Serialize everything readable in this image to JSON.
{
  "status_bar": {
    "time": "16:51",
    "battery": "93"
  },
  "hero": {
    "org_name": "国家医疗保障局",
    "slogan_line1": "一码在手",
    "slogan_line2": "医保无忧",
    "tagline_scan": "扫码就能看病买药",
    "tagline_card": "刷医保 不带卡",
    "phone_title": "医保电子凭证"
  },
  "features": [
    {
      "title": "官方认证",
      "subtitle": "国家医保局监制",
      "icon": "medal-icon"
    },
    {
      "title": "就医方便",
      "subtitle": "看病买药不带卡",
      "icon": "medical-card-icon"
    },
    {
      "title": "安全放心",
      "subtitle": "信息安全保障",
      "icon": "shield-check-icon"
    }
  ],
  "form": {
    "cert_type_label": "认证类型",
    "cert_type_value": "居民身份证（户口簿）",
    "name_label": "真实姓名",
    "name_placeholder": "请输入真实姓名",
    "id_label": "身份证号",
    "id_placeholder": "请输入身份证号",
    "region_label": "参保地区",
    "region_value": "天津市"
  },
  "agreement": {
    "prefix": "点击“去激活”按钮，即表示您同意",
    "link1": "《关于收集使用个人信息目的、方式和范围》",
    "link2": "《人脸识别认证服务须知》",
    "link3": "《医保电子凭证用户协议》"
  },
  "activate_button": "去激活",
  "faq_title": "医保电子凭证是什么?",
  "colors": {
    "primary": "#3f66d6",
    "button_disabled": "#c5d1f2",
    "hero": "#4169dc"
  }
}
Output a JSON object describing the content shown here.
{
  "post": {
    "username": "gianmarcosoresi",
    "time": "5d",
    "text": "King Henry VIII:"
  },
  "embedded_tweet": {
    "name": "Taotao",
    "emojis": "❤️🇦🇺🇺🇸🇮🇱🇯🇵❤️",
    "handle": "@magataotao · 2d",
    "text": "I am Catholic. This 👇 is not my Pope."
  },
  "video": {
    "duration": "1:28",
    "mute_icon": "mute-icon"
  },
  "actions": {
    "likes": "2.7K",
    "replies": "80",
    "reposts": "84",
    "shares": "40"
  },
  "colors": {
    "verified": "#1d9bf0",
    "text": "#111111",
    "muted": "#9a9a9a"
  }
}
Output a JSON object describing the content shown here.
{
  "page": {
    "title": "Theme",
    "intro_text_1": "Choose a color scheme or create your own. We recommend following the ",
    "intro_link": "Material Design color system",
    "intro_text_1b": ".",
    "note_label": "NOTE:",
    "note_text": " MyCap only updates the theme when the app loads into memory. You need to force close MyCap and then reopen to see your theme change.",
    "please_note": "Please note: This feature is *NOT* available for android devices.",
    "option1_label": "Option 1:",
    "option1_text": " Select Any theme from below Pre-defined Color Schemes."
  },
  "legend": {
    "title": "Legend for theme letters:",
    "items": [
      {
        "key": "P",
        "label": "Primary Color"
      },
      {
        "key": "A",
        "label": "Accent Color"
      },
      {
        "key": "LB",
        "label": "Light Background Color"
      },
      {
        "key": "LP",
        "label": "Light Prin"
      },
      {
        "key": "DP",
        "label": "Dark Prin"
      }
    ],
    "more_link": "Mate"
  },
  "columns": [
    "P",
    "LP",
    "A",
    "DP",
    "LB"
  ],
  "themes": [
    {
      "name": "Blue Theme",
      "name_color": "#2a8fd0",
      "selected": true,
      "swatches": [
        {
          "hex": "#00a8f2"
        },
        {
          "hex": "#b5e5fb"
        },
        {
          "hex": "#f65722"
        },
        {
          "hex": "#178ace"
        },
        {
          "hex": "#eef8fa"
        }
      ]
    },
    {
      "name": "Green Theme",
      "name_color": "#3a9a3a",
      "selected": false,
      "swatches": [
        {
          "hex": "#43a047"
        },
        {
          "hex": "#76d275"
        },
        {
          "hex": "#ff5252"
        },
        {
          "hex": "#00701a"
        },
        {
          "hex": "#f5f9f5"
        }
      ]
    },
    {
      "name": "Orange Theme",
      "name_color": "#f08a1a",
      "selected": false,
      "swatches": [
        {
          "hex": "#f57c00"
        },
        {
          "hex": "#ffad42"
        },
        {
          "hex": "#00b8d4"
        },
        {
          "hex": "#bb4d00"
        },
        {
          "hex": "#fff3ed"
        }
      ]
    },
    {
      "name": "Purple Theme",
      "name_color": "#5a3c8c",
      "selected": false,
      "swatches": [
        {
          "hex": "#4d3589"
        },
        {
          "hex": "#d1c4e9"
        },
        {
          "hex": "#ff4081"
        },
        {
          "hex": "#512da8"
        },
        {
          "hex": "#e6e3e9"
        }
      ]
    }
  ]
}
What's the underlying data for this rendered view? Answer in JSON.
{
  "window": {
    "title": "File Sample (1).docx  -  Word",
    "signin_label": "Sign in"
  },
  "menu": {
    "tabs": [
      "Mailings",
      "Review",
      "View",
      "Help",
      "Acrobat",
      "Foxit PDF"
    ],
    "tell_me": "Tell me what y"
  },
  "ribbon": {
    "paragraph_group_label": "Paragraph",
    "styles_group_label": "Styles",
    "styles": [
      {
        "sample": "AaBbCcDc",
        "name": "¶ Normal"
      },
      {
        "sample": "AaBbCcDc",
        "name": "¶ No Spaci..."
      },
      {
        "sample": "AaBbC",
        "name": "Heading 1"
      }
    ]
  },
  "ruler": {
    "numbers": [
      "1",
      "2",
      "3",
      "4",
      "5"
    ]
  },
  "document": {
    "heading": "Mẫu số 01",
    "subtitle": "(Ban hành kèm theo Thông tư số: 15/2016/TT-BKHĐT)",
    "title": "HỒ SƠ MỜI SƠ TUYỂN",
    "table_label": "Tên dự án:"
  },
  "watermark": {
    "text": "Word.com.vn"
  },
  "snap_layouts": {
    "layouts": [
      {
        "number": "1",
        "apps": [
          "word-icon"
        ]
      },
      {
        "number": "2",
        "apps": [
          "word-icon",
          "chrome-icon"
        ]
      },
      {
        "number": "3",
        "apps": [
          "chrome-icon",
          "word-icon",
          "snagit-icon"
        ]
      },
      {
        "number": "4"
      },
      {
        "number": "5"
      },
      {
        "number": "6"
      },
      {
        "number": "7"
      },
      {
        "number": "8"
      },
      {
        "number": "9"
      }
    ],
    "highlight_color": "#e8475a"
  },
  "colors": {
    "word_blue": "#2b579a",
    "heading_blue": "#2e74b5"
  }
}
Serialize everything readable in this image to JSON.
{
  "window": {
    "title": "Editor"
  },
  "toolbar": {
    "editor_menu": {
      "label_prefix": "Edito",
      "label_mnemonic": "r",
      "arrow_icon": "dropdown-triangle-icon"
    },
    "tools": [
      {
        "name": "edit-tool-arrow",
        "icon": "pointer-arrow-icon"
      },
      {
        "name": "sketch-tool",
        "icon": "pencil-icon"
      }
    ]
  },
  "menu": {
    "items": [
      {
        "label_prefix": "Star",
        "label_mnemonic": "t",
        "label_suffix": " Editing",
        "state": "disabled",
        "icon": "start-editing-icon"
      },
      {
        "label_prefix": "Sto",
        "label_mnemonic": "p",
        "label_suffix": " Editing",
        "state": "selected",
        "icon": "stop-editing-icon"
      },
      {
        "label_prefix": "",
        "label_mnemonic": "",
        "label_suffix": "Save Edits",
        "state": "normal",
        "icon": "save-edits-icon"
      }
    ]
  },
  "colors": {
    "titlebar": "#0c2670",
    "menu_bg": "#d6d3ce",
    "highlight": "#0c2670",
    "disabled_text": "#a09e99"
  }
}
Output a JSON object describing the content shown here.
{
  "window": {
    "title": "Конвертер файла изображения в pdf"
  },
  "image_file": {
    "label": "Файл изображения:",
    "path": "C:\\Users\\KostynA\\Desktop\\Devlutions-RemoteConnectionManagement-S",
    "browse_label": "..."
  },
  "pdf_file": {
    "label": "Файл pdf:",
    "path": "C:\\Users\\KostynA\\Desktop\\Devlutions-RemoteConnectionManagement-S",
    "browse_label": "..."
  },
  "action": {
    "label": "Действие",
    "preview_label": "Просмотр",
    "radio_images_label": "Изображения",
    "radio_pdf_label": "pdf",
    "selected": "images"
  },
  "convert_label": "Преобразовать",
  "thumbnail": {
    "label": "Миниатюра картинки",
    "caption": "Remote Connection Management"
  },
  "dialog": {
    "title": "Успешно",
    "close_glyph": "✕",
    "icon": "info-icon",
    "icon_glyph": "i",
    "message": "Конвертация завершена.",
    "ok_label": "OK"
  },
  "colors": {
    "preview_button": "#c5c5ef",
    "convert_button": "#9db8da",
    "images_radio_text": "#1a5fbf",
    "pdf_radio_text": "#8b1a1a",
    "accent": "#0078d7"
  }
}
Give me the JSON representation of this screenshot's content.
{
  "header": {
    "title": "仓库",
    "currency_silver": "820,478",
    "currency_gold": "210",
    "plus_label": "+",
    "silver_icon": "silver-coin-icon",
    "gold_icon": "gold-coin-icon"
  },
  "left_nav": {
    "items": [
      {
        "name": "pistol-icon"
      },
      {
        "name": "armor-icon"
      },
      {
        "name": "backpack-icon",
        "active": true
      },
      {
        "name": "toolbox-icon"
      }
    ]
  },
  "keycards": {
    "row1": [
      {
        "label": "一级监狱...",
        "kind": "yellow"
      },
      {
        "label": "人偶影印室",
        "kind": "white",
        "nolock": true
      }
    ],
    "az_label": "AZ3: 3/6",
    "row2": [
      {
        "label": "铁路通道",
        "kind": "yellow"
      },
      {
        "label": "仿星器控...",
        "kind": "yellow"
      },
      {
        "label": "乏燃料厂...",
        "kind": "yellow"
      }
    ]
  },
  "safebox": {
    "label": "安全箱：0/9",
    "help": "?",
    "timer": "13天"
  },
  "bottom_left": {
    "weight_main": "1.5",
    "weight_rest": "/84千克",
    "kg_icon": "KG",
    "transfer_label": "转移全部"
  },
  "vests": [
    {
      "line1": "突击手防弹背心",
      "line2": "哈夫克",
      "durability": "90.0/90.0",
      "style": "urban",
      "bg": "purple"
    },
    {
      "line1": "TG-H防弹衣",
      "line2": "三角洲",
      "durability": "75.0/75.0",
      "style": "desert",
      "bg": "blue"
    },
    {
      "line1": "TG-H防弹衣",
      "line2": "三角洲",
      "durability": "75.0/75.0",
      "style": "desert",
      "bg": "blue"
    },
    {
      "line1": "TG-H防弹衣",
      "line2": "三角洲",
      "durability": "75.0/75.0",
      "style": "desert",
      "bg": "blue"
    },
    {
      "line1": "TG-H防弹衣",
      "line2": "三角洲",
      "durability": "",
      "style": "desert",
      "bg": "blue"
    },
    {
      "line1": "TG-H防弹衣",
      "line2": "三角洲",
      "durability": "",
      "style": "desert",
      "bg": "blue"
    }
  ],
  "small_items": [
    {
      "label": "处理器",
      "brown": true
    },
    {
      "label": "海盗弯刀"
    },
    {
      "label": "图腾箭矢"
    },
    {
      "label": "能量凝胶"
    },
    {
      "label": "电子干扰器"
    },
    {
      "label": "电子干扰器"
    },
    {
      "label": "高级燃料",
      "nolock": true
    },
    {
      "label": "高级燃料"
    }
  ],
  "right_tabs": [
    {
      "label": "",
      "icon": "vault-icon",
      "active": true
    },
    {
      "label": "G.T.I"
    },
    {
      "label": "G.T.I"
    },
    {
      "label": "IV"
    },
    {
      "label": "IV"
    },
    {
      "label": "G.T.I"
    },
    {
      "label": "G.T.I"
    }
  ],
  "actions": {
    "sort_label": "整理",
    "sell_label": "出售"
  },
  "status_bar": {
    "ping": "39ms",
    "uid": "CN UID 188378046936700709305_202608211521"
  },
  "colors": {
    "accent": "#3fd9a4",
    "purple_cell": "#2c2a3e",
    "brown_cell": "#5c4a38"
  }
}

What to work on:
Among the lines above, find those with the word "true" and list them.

Exercise answer:
      "selected": true,
        "active": true
        "nolock": true
      "brown": true
      "nolock": true
      "active": true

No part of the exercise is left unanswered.